Beginning in 1843, there were large numbers of travelers on the Oregon branch of the Oregon – California Trail. Many early travelers from Omaha or Council Bluffs took the “North Side Road”. In 1847, the Mormon Pioneers commenced using segments of this trail in their historic trek to the Great Salt Lake, and in 1848 there was a mass exodus of Mormons from the winter quarters near Omaha traveling along the North Platte River north of Sutherland where ruts can still be seen.

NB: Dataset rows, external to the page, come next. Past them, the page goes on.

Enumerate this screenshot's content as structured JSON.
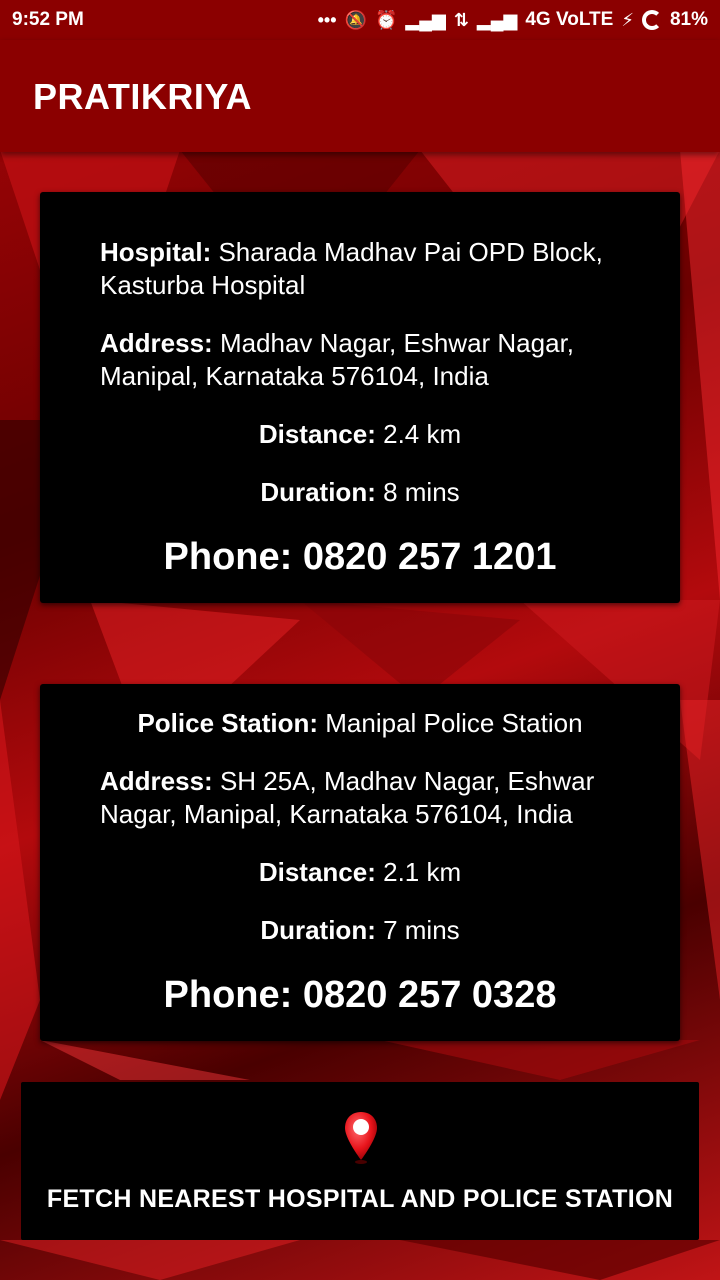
{
  "status_bar": {
    "time": "9:52 PM",
    "network": "4G VoLTE",
    "battery": "81%",
    "icons": [
      "more-dots-icon",
      "silent-icon",
      "alarm-icon",
      "signal-icon",
      "data-arrows-icon",
      "signal-icon",
      "charging-icon",
      "battery-ring-icon"
    ]
  },
  "app_bar": {
    "title": "PRATIKRIYA"
  },
  "hospital": {
    "name_label": "Hospital:",
    "name": "Sharada Madhav Pai OPD Block, Kasturba Hospital",
    "address_label": "Address:",
    "address": "Madhav Nagar, Eshwar Nagar, Manipal, Karnataka 576104, India",
    "distance_label": "Distance:",
    "distance": "2.4 km",
    "duration_label": "Duration:",
    "duration": "8 mins",
    "phone_label": "Phone:",
    "phone": "0820 257 1201"
  },
  "police": {
    "name_label": "Police Station:",
    "name": "Manipal Police Station",
    "address_label": "Address:",
    "address": "SH 25A, Madhav Nagar, Eshwar Nagar, Manipal, Karnataka 576104, India",
    "distance_label": "Distance:",
    "distance": "2.1 km",
    "duration_label": "Duration:",
    "duration": "7 mins",
    "phone_label": "Phone:",
    "phone": "0820 257 0328"
  },
  "fetch_button": {
    "label": "FETCH NEAREST HOSPITAL AND POLICE STATION",
    "icon": "location-pin-icon"
  },
  "colors": {
    "app_bar": "#8b0000",
    "card": "#000000",
    "text": "#ffffff",
    "pin": "#e8141b"
  }
}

The year 1849 was the beginning of the California Gold Rush with would-be fortune seekers trekking through Nebraska either on the Oregon – California Trail or the Council Bluffs Road – Mormon Trail to the cut-offs further west. It is estimated that in the year 1849, 30,000 travelers passed through on these routes.

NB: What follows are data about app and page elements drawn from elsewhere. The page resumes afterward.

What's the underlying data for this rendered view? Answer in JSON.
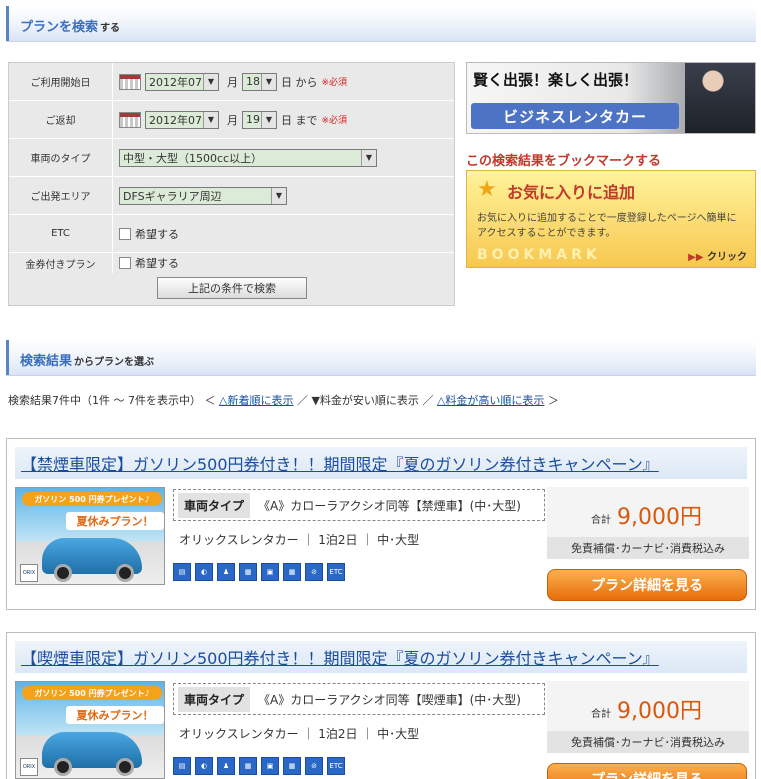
{
  "search_section": {
    "title": "プランを検索",
    "title_suffix": "する"
  },
  "form": {
    "rows": [
      {
        "label": "ご利用開始日",
        "year_month": "2012年07",
        "month_unit": "月",
        "day": "18",
        "after": "日 から",
        "required": "※必須"
      },
      {
        "label": "ご返却",
        "year_month": "2012年07",
        "month_unit": "月",
        "day": "19",
        "after": "日 まで",
        "required": "※必須"
      },
      {
        "label": "車両のタイプ",
        "value": "中型・大型（1500cc以上）"
      },
      {
        "label": "ご出発エリア",
        "value": "DFSギャラリア周辺"
      },
      {
        "label": "ETC",
        "checkbox_label": "希望する"
      },
      {
        "label": "金券付きプラン",
        "checkbox_label": "希望する"
      }
    ],
    "search_button": "上記の条件で検索"
  },
  "banner_biz": {
    "line1": "賢く出張！楽しく出張！",
    "line2": "ビジネスレンタカー"
  },
  "bookmark": {
    "title": "この検索結果をブックマークする",
    "heading": "お気に入りに追加",
    "desc": "お気に入りに追加することで一度登録したページへ簡単にアクセスすることができます。",
    "watermark": "BOOKMARK",
    "click_arrows": "▶▶",
    "click": "クリック"
  },
  "results_section": {
    "title": "検索結果",
    "title_suffix": "からプランを選ぶ"
  },
  "results_meta": {
    "summary": "検索結果7件中（1件 〜 7件を表示中）",
    "open": "＜",
    "sort_new": "△新着順に表示",
    "sep1": "／",
    "sort_cheap": "▼料金が安い順に表示",
    "sep2": "／",
    "sort_expensive": "△料金が高い順に表示",
    "close": "＞"
  },
  "results": [
    {
      "title": "【禁煙車限定】ガソリン500円券付き！！期間限定『夏のガソリン券付きキャンペーン』",
      "img_badge": "ガソリン 500 円券プレゼント♪",
      "img_text": "夏休みプラン！",
      "img_logo": "ORIX",
      "type_label": "車両タイプ",
      "type_value": "《A》カローラアクシオ同等【禁煙車】(中･大型)",
      "sub": "オリックスレンタカー ｜ 1泊2日 ｜ 中･大型",
      "price_label": "合計",
      "price": "9,000円",
      "price_note": "免責補償･カーナビ･消費税込み",
      "button": "プラン詳細を見る",
      "icons": [
        "ETC"
      ]
    },
    {
      "title": "【喫煙車限定】ガソリン500円券付き！！期間限定『夏のガソリン券付きキャンペーン』",
      "img_badge": "ガソリン 500 円券プレゼント♪",
      "img_text": "夏休みプラン！",
      "img_logo": "ORIX",
      "type_label": "車両タイプ",
      "type_value": "《A》カローラアクシオ同等【喫煙車】(中･大型)",
      "sub": "オリックスレンタカー ｜ 1泊2日 ｜ 中･大型",
      "price_label": "合計",
      "price": "9,000円",
      "price_note": "免責補償･カーナビ･消費税込み",
      "button": "プラン詳細を見る",
      "icons": [
        "ETC"
      ]
    }
  ]
}
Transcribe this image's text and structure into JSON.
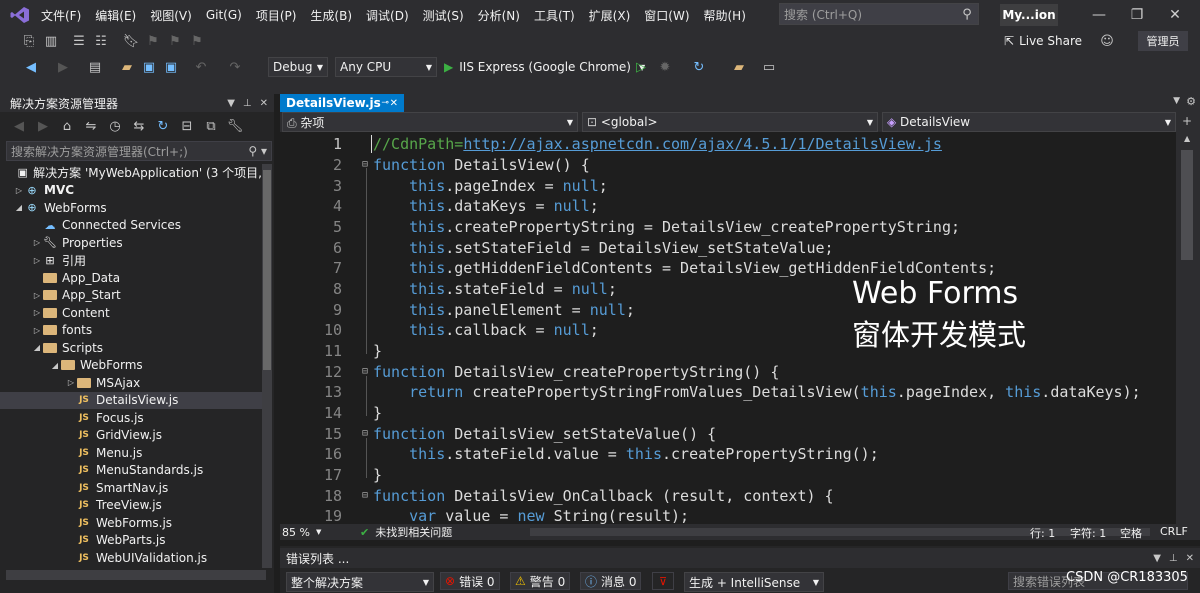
{
  "menu": [
    "文件(F)",
    "编辑(E)",
    "视图(V)",
    "Git(G)",
    "项目(P)",
    "生成(B)",
    "调试(D)",
    "测试(S)",
    "分析(N)",
    "工具(T)",
    "扩展(X)",
    "窗口(W)",
    "帮助(H)"
  ],
  "search": {
    "placeholder": "搜索 (Ctrl+Q)"
  },
  "solution_name": "My...ion",
  "live_share": "Live Share",
  "admin": "管理员",
  "toolbar": {
    "config": "Debug",
    "platform": "Any CPU",
    "run": "IIS Express (Google Chrome)"
  },
  "solution_explorer": {
    "title": "解决方案资源管理器",
    "search_placeholder": "搜索解决方案资源管理器(Ctrl+;)",
    "items": [
      {
        "label": "解决方案 'MyWebApplication' (3 个项目,"
      },
      {
        "label": "MVC"
      },
      {
        "label": "WebForms"
      },
      {
        "label": "Connected Services"
      },
      {
        "label": "Properties"
      },
      {
        "label": "引用"
      },
      {
        "label": "App_Data"
      },
      {
        "label": "App_Start"
      },
      {
        "label": "Content"
      },
      {
        "label": "fonts"
      },
      {
        "label": "Scripts"
      },
      {
        "label": "WebForms"
      },
      {
        "label": "MSAjax"
      },
      {
        "label": "DetailsView.js"
      },
      {
        "label": "Focus.js"
      },
      {
        "label": "GridView.js"
      },
      {
        "label": "Menu.js"
      },
      {
        "label": "MenuStandards.js"
      },
      {
        "label": "SmartNav.js"
      },
      {
        "label": "TreeView.js"
      },
      {
        "label": "WebForms.js"
      },
      {
        "label": "WebParts.js"
      },
      {
        "label": "WebUIValidation.js"
      }
    ]
  },
  "editor": {
    "tab": "DetailsView.js",
    "nav_project": "杂项",
    "nav_scope": "<global>",
    "nav_member": "DetailsView",
    "zoom": "85 %",
    "issues": "未找到相关问题",
    "line": "行: 1",
    "char": "字符: 1",
    "whitespace": "空格",
    "eol": "CRLF",
    "overlay_title": "Web Forms",
    "overlay_subtitle": "窗体开发模式",
    "line_numbers": [
      "1",
      "2",
      "3",
      "4",
      "5",
      "6",
      "7",
      "8",
      "9",
      "10",
      "11",
      "12",
      "13",
      "14",
      "15",
      "16",
      "17",
      "18",
      "19"
    ],
    "code": {
      "l1_prefix": "//CdnPath=",
      "l1_url": "http://ajax.aspnetcdn.com/ajax/4.5.1/1/DetailsView.js",
      "l2": "DetailsView() {",
      "l3": ".pageIndex = ",
      "l4": ".dataKeys = ",
      "l5": ".createPropertyString = DetailsView_createPropertyString;",
      "l6": ".setStateField = DetailsView_setStateValue;",
      "l7": ".getHiddenFieldContents = DetailsView_getHiddenFieldContents;",
      "l8": ".stateField = ",
      "l9": ".panelElement = ",
      "l10": ".callback = ",
      "l11": "}",
      "l12": "DetailsView_createPropertyString() {",
      "l13a": "createPropertyStringFromValues_DetailsView(",
      "l13b": ".pageIndex, ",
      "l13c": ".dataKeys);",
      "l14": "}",
      "l15": "DetailsView_setStateValue() {",
      "l16a": ".stateField.value = ",
      "l16b": ".createPropertyString();",
      "l17": "}",
      "l18": "DetailsView_OnCallback (result, context) {",
      "l19a": " value = ",
      "l19b": " String(result);",
      "kw_function": "function",
      "kw_this": "this",
      "kw_null": "null",
      "kw_return": "return",
      "kw_var": "var",
      "kw_new": "new",
      "semi": ";"
    }
  },
  "error_list": {
    "title": "错误列表 ...",
    "scope": "整个解决方案",
    "errors": "错误 0",
    "warnings": "警告 0",
    "messages": "消息 0",
    "build": "生成 + IntelliSense",
    "search": "搜索错误列表"
  },
  "watermark": "CSDN @CR183305"
}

During its brief history (1860 – 1861) the Pony Express Route near Sutherland traversed basically the route of the Oregon-California Trail. A Pony Express station just west of O’Fallons Bluff is identified as Dorsey’s, Dansey’s, D’Orsay’s, Halfway House or Elkhorn Station. It is located at the headquarters of Seifer Farms Pasture Poultry.
During the years 1858 to 1860, in the area of O’Fallons Bluff there was a trading post, stage station and Post Office. There were a few cottonwood trees and two young men by the names of Moore and Grimes ran the west station. It was described as one of the best on the road. It had an abundance of hay for travelers and almost every article that would be required for the journey. Wood was also available here, being the last opportunity to get it for nearly 100 miles. The station was believed to have been started by Mr. I.P. Boyer.

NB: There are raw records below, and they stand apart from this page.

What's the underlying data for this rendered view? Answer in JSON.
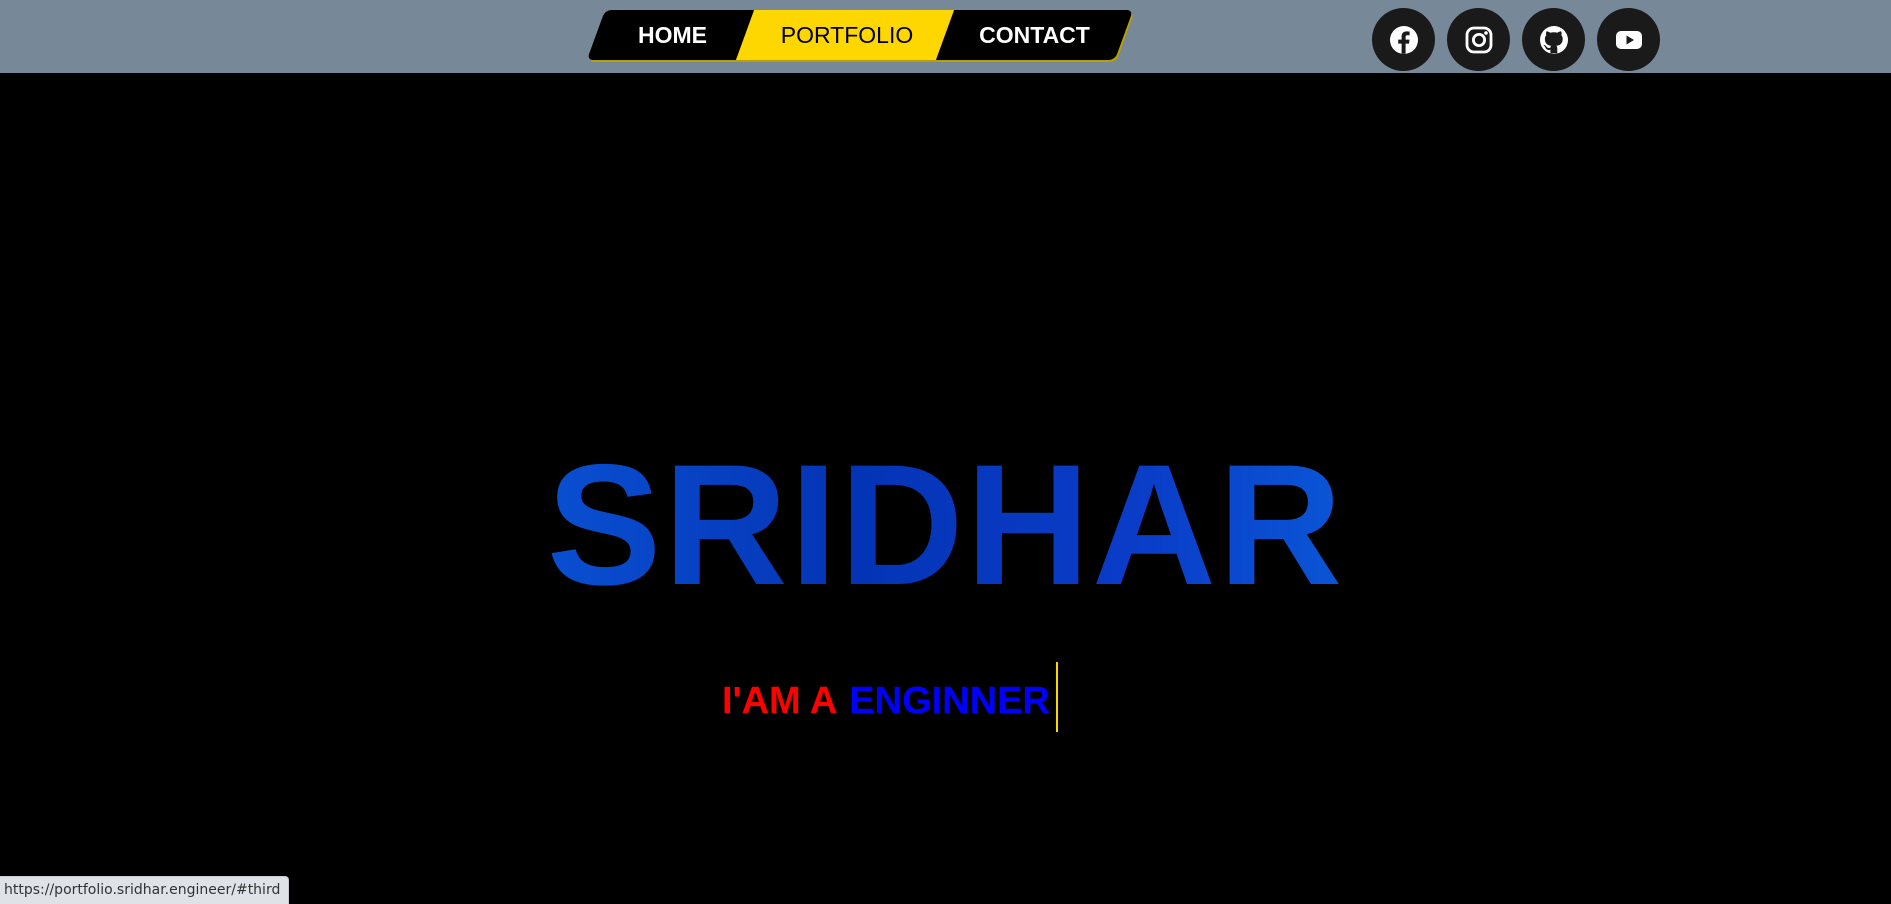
{
  "nav": {
    "items": [
      {
        "label": "HOME"
      },
      {
        "label": "PORTFOLIO",
        "active": true
      },
      {
        "label": "CONTACT"
      }
    ],
    "active_color": "#ffd700"
  },
  "social": [
    {
      "icon": "facebook-icon"
    },
    {
      "icon": "instagram-icon"
    },
    {
      "icon": "github-icon"
    },
    {
      "icon": "youtube-icon"
    }
  ],
  "hero": {
    "name": "SRIDHAR",
    "tagline_prefix": "I'AM A",
    "tagline_role": "ENGINNER"
  },
  "status_bar": {
    "url": "https://portfolio.sridhar.engineer/#third"
  },
  "colors": {
    "header_bg": "#778899",
    "page_bg": "#000000",
    "tagline_prefix": "#ff0000",
    "tagline_role": "#0000ff",
    "cursor": "#ffd700"
  }
}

In the winter of 1864-65, the stage station was burned along with other damage inflicted by the Indians. Stage drivers witnessed the burning of the Stations at O’Fallon’s Bluffs and Willow Island by the Indians and within twelve hours the burning of Butts and Alkali stations. In their raids a vast amount of property was destroyed and a great deal of stage stock stolen.

Henry Carlyle gave this account of an incident at the Bluffs: “… The coach was full of mail. As we came near to one of the road ranches in the vicinity of O’Fallons Bluff, some distance west of Cottonwood Springs, we found that the Indians had captured it, had rolled out a barrel of whiskey and knocked the head in, and were drinking it out of tin cups. The whole band were in the midst of a drunken revelry. The driver was greatly alarmed and suggested that we run by at full speed. But I said, ‘No! Nothing Doing. Do nothing unusual to attract their attention. You are in the habit of watering here. Drive right up at the regular gait and water as usual. Above all keep cool, keep your seat and have your team in hand. I will get down with the bucket and water the team.’ My last words before getting down from the box were to urge the importance of keeping cool. ‘If we are lucky enough to get away from here we will let the team out’ (meaning full steam ahead.). These Indians have been lying in the bluffs for days. They have watched the coaches come and go and know all the movements along the valley.” The whiskey and Carlyle’s tact and good judgment saved all from being horribly butchered.

In 1867, the O’Fallons railroad siding, depot and post office were built north of the river opposite the east part of the bluffs. It also included a trading post and saloon.